Fleas: Life Cycle, Anatomy & Disease Transmission
Drs. Foster & Smith Educational Staff
Fleas are insects and thus belong to the order Siphonaptera which means 'wingless siphon,' an apt description. Worldwide,
there are over 2,000 species of fleas. They prefer to live separately and do not interbreed. Fleas are important because of their
direct effects on animals (and people) and because of the diseases they can transmit. Some of the more important fleas
Xenopsylla cheopis is commonly known as the rat flea and is the carrier of bubonic plague. Known as the 'Black Death' in the
Middle Ages, bubonic plague killed 200 million people. The name "rat flea" implies that rats are the preferred host, but the
flea also lives on people, dogs, and cats.
Echidnophaga gallinacea is also known as the Tropical hen flea or the sticktight flea. It is mainly a flea of birds, but will also
feed on other animals.
Pulex irritans is the human flea. This flea also infests swine, and occasionally dogs and cats.
Ctenocephalides felis is the domestic cat flea, but it actually prefers dogs. This is the most common flea that affects dogs and
Ctenocephalides canis is the common dog flea. Despite its name, it also feeds on humans, cats, and other animals.
All of these fleas have their preferred hosts, but all will feed on dogs and cats. With such a huge range of fleas that can and do
feed on dogs and cats, it is easy to understand why their numbers are so difficult to control.
Fleas are insects, 2-8 mm long, and their body is divided into three parts: the head, thorax,
and abdomen. Attached to the thorax are three pairs of legs for a total of six. The last pair
is greatly enlarged, which equips them with their fantastic jumping ability. Fleas have no
wings. The most noted flea characteristics are their medium brown to mahogany color
and laterally flattened body. They are slightly smaller than a sesame seed.
Fleas have eyes and antennae, which detect heat, vibration, carbon dioxide, shadows, and changes in air currents, all of which
indicate a possible meal is nearby.
What do fleas eat?
Fleas, both male and female, feed on the blood of animals. They can go several months without a meal.
What is the life cycle of fleas?
There are four stages in the development of fleas: eggs, larvae, pupae, and adults. Male and female
fleas mate and two days later the female flea starts laying eggs. The eggs are often laid on the
animal, but because they are not sticky, fall off into the environment. Along with the eggs, the
female flea deposits a large amount of feces (often called 'flea dirt'). The feces, or flea dirt will
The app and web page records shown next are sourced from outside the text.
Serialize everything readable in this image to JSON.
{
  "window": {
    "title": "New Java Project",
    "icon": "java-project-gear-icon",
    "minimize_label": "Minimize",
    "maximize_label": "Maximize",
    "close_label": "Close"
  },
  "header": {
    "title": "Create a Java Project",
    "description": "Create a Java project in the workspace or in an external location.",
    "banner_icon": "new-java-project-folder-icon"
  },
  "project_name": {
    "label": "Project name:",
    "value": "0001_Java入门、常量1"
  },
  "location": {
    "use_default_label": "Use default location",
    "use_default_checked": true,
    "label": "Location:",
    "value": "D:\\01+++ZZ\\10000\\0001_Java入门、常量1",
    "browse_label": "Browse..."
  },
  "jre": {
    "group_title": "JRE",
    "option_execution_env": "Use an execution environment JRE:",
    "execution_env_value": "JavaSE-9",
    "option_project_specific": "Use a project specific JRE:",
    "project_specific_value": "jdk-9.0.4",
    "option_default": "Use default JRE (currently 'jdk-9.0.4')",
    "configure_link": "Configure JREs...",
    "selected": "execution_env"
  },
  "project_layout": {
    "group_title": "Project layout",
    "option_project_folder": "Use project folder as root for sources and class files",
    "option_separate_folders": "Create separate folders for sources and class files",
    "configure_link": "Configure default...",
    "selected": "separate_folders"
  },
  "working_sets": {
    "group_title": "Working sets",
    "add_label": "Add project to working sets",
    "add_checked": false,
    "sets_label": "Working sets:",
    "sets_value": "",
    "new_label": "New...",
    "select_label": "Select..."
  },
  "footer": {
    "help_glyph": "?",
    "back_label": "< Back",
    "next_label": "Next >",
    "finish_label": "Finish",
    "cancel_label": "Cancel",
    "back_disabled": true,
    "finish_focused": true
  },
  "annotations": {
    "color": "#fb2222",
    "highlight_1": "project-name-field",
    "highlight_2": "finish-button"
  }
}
dissolve into a red color when moistened; this is because it is primarily digested blood. The flea
can lay 30-50 eggs in a day, generally in batches of 3 to 15, though she will not lay eggs every day.
A flea can produce 400-1,000 eggs in her lifetime (several months to two years, depending on the
Two days (or more depending on temperature) after the egg is
laid it hatches and the larva, which looks like a small maggot,
starts to feed on the feces left by its mother. The larva passes
through several phases of development taking a total of about a
week. At that time, the larva starts spinning a cocoon and is
called a pupa. The cocoon is sticky and will often become
covered with fine dirt or sand, and can be found deep in carpet
or crevices. In a week, the pupa develops into an adult and
emerges from the cocoon when it senses vibrations, carbon dioxide, or warmth, which tell it an animal host is near. The entire
life cycle takes about 15 days, but the pupa can remain dormant under inhospitable conditions (e.g.; cold) and extend the
cycle to over a year. This is important to remember when planning flea control.
What symptoms are caused by fleas and how is a flea infestation diagnosed?
Flea bites themselves may be unnoticeable on some pets, cause slight irritation in others, and
produce severe itching, red lesions, hair loss, and even ulcers in a third group. The severe lesions
are caused by a hypersensitivity to the flea saliva and is called flea allergy dermatitis.
In just thirty days, 25
adult female fleas can
multiply to as many as
a quarter of a million
Fleas can transmit tapeworms to your pet, as well as cause intense itching and allergic dermatitis. If you have an existing infestation, it is extremely important that you treat your home. We recommend professional house treatment, as there is much resistance to over-the-counter premise treatments. Please call our office for recommendations on treating/preventing flea infestation on your pet(s).